> Task prompt:
Go through the listing below and work out how many lines hold "this"; reply with the figure alone.
Data for the task section start
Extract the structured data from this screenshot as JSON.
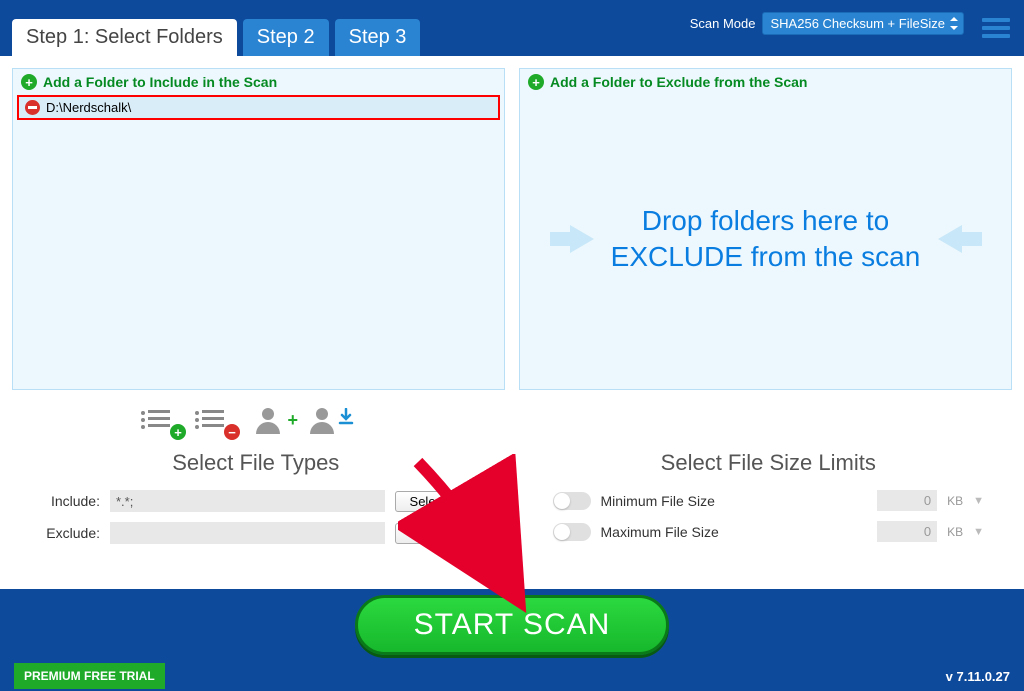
{
  "tabs": {
    "step1": "Step 1: Select Folders",
    "step2": "Step 2",
    "step3": "Step 3"
  },
  "scan_mode": {
    "label": "Scan Mode",
    "value": "SHA256 Checksum + FileSize"
  },
  "include_panel": {
    "add_label": "Add a Folder to Include in the Scan",
    "folders": [
      "D:\\Nerdschalk\\"
    ]
  },
  "exclude_panel": {
    "add_label": "Add a Folder to Exclude from the Scan",
    "drop_text": "Drop folders here to EXCLUDE from the scan"
  },
  "file_types": {
    "title": "Select File Types",
    "include_label": "Include:",
    "include_value": "*.*;",
    "exclude_label": "Exclude:",
    "exclude_value": "",
    "select_btn": "Select..."
  },
  "size_limits": {
    "title": "Select File Size Limits",
    "min_label": "Minimum File Size",
    "max_label": "Maximum File Size",
    "min_value": "0",
    "max_value": "0",
    "unit": "KB"
  },
  "start_button": "START SCAN",
  "footer": {
    "trial": "PREMIUM FREE TRIAL",
    "version": "v 7.11.0.27"
  }
}
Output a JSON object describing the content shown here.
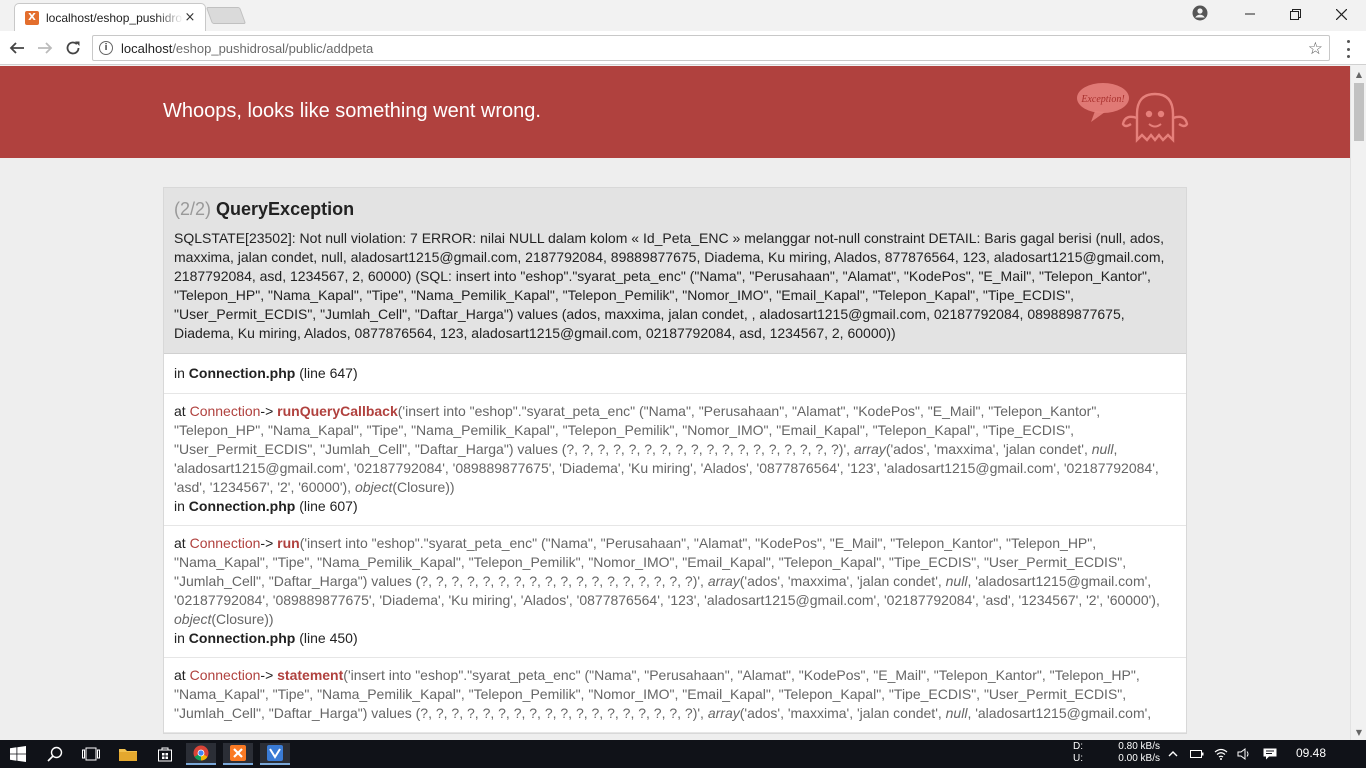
{
  "browser": {
    "tab_title": "localhost/eshop_pushidrosal/public/addpeta",
    "favicon_letter": "X",
    "tab_close": "×",
    "url_host": "localhost",
    "url_path": "/eshop_pushidrosal/public/addpeta"
  },
  "page": {
    "banner_title": "Whoops, looks like something went wrong.",
    "ghost_label": "Exception!",
    "exception": {
      "count": "(2/2)",
      "name": "QueryException",
      "message": "SQLSTATE[23502]: Not null violation: 7 ERROR: nilai NULL dalam kolom « Id_Peta_ENC » melanggar not-null constraint DETAIL: Baris gagal berisi (null, ados, maxxima, jalan condet, null, aladosart1215@gmail.com, 2187792084, 89889877675, Diadema, Ku miring, Alados, 877876564, 123, aladosart1215@gmail.com, 2187792084, asd, 1234567, 2, 60000) (SQL: insert into \"eshop\".\"syarat_peta_enc\" (\"Nama\", \"Perusahaan\", \"Alamat\", \"KodePos\", \"E_Mail\", \"Telepon_Kantor\", \"Telepon_HP\", \"Nama_Kapal\", \"Tipe\", \"Nama_Pemilik_Kapal\", \"Telepon_Pemilik\", \"Nomor_IMO\", \"Email_Kapal\", \"Telepon_Kapal\", \"Tipe_ECDIS\", \"User_Permit_ECDIS\", \"Jumlah_Cell\", \"Daftar_Harga\") values (ados, maxxima, jalan condet, , aladosart1215@gmail.com, 02187792084, 089889877675, Diadema, Ku miring, Alados, 0877876564, 123, aladosart1215@gmail.com, 02187792084, asd, 1234567, 2, 60000))"
    },
    "first_location": {
      "prefix": "in",
      "file": "Connection.php",
      "line": "(line 647)"
    },
    "trace": [
      {
        "at": "at",
        "class": "Connection",
        "arrow": "->",
        "function": "runQueryCallback",
        "args": "('insert into \"eshop\".\"syarat_peta_enc\" (\"Nama\", \"Perusahaan\", \"Alamat\", \"KodePos\", \"E_Mail\", \"Telepon_Kantor\", \"Telepon_HP\", \"Nama_Kapal\", \"Tipe\", \"Nama_Pemilik_Kapal\", \"Telepon_Pemilik\", \"Nomor_IMO\", \"Email_Kapal\", \"Telepon_Kapal\", \"Tipe_ECDIS\", \"User_Permit_ECDIS\", \"Jumlah_Cell\", \"Daftar_Harga\") values (?, ?, ?, ?, ?, ?, ?, ?, ?, ?, ?, ?, ?, ?, ?, ?, ?, ?)', ",
        "array_kw": "array",
        "array_args": "('ados', 'maxxima', 'jalan condet', ",
        "null_kw": "null",
        "array_rest": ", 'aladosart1215@gmail.com', '02187792084', '089889877675', 'Diadema', 'Ku miring', 'Alados', '0877876564', '123', 'aladosart1215@gmail.com', '02187792084', 'asd', '1234567', '2', '60000'), ",
        "object_kw": "object",
        "object_args": "(Closure))",
        "in": "in",
        "file": "Connection.php",
        "line": "(line 607)"
      },
      {
        "at": "at",
        "class": "Connection",
        "arrow": "->",
        "function": "run",
        "args": "('insert into \"eshop\".\"syarat_peta_enc\" (\"Nama\", \"Perusahaan\", \"Alamat\", \"KodePos\", \"E_Mail\", \"Telepon_Kantor\", \"Telepon_HP\", \"Nama_Kapal\", \"Tipe\", \"Nama_Pemilik_Kapal\", \"Telepon_Pemilik\", \"Nomor_IMO\", \"Email_Kapal\", \"Telepon_Kapal\", \"Tipe_ECDIS\", \"User_Permit_ECDIS\", \"Jumlah_Cell\", \"Daftar_Harga\") values (?, ?, ?, ?, ?, ?, ?, ?, ?, ?, ?, ?, ?, ?, ?, ?, ?, ?)', ",
        "array_kw": "array",
        "array_args": "('ados', 'maxxima', 'jalan condet', ",
        "null_kw": "null",
        "array_rest": ", 'aladosart1215@gmail.com', '02187792084', '089889877675', 'Diadema', 'Ku miring', 'Alados', '0877876564', '123', 'aladosart1215@gmail.com', '02187792084', 'asd', '1234567', '2', '60000'), ",
        "object_kw": "object",
        "object_args": "(Closure))",
        "in": "in",
        "file": "Connection.php",
        "line": "(line 450)"
      },
      {
        "at": "at",
        "class": "Connection",
        "arrow": "->",
        "function": "statement",
        "args": "('insert into \"eshop\".\"syarat_peta_enc\" (\"Nama\", \"Perusahaan\", \"Alamat\", \"KodePos\", \"E_Mail\", \"Telepon_Kantor\", \"Telepon_HP\", \"Nama_Kapal\", \"Tipe\", \"Nama_Pemilik_Kapal\", \"Telepon_Pemilik\", \"Nomor_IMO\", \"Email_Kapal\", \"Telepon_Kapal\", \"Tipe_ECDIS\", \"User_Permit_ECDIS\", \"Jumlah_Cell\", \"Daftar_Harga\") values (?, ?, ?, ?, ?, ?, ?, ?, ?, ?, ?, ?, ?, ?, ?, ?, ?, ?)', ",
        "array_kw": "array",
        "array_args": "('ados', 'maxxima', 'jalan condet', ",
        "null_kw": "null",
        "array_rest": ", 'aladosart1215@gmail.com',"
      }
    ]
  },
  "taskbar": {
    "net_down_label": "D:",
    "net_up_label": "U:",
    "net_down_value": "0.80 kB/s",
    "net_up_value": "0.00 kB/s",
    "clock": "09.48"
  },
  "colors": {
    "banner": "#b0413e",
    "accent": "#b0413e"
  },
  "icons": [
    "back-arrow-icon",
    "forward-arrow-icon",
    "reload-icon",
    "info-icon",
    "star-icon",
    "menu-icon",
    "profile-icon",
    "minimize-icon",
    "maximize-icon",
    "close-icon",
    "ghost-icon",
    "windows-start-icon",
    "search-icon",
    "task-view-icon",
    "file-explorer-icon",
    "store-icon",
    "chrome-icon",
    "xampp-icon",
    "app-icon",
    "network-icon",
    "volume-icon",
    "notification-icon"
  ]
}
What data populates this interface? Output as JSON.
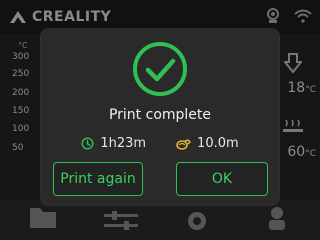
{
  "header": {
    "brand": "CREALITY",
    "icons": [
      "camera-icon",
      "wifi-icon"
    ]
  },
  "background": {
    "temp_unit": "°C",
    "axis_ticks": [
      "300",
      "250",
      "200",
      "150",
      "100",
      "50"
    ],
    "right_temps": [
      {
        "value": "18",
        "unit": "°C"
      },
      {
        "value": "60",
        "unit": "°C"
      }
    ]
  },
  "modal": {
    "title": "Print complete",
    "duration": "1h23m",
    "filament": "10.0m",
    "buttons": {
      "print_again": "Print again",
      "ok": "OK"
    }
  },
  "colors": {
    "accent": "#2fbf52",
    "modal_bg": "#2a2a2a",
    "screen_bg": "#151515"
  }
}
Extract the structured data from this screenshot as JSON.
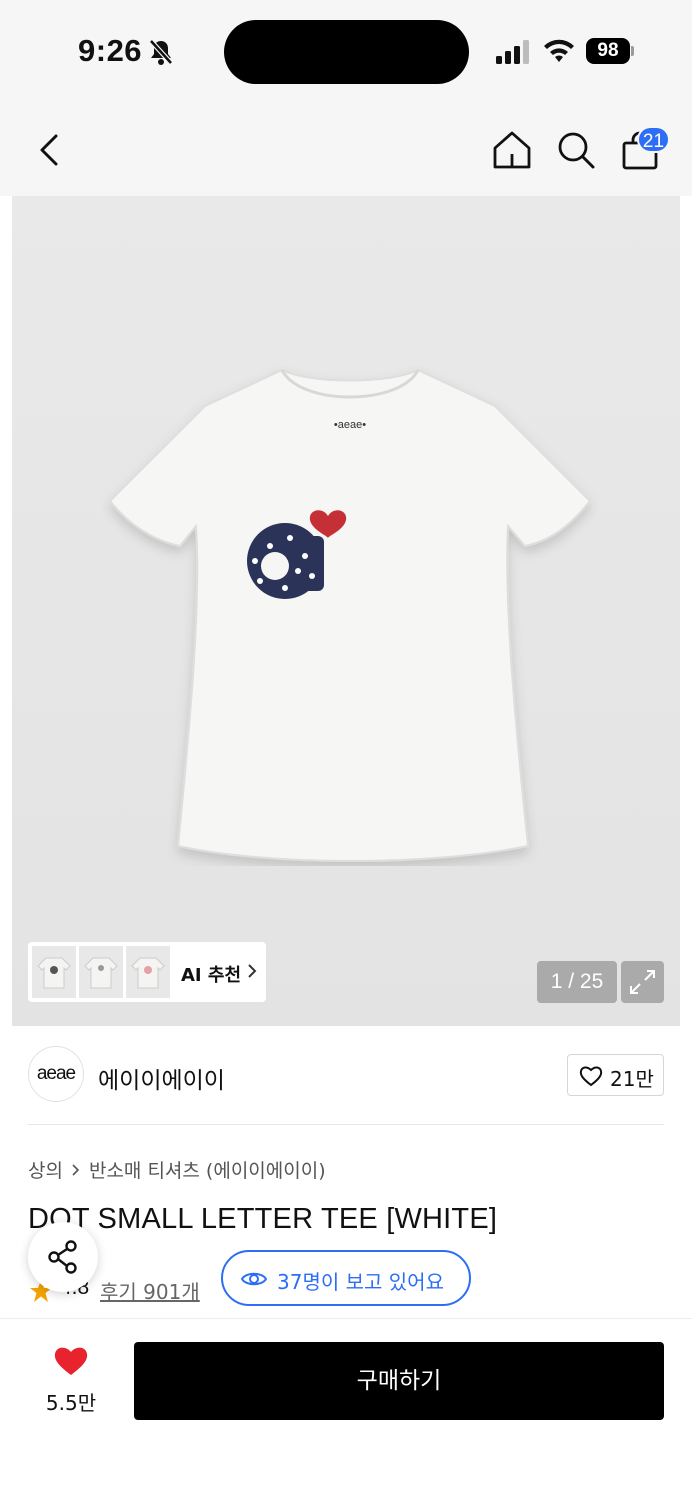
{
  "status_bar": {
    "time": "9:26",
    "battery": "98"
  },
  "header": {
    "cart_count": "21",
    "icons": [
      "back-icon",
      "home-icon",
      "search-icon",
      "shopping-bag-icon"
    ]
  },
  "gallery": {
    "ai_label": "AI 추천",
    "counter": "1 / 25",
    "thumbnails": [
      "thumb-1",
      "thumb-2",
      "thumb-3"
    ]
  },
  "brand": {
    "logo_text": "aeae",
    "name": "에이이에이이",
    "like_count": "21만"
  },
  "product": {
    "breadcrumb": [
      "상의",
      "반소매 티셔츠 (에이이에이이)"
    ],
    "title": "DOT SMALL LETTER TEE [WHITE]",
    "rating": "4.8",
    "reviews": "후기 901개",
    "viewers": "37명이 보고 있어요"
  },
  "bottom_bar": {
    "wish_count": "5.5만",
    "buy_label": "구매하기"
  },
  "colors": {
    "accent": "#2d6ef6",
    "heart": "#e8232d",
    "star": "#f5a300",
    "buy_button": "#000000"
  }
}
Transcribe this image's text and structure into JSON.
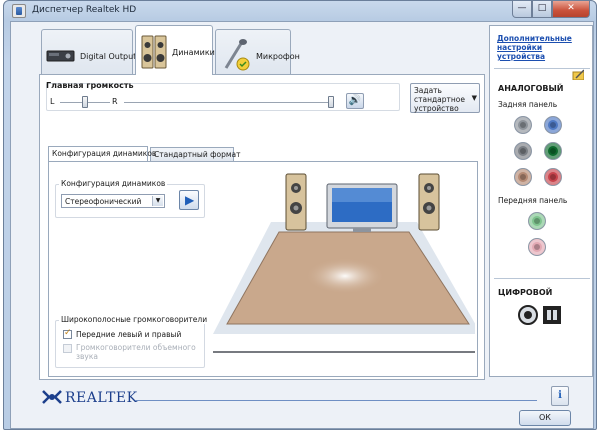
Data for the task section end
> Reply to the task:
4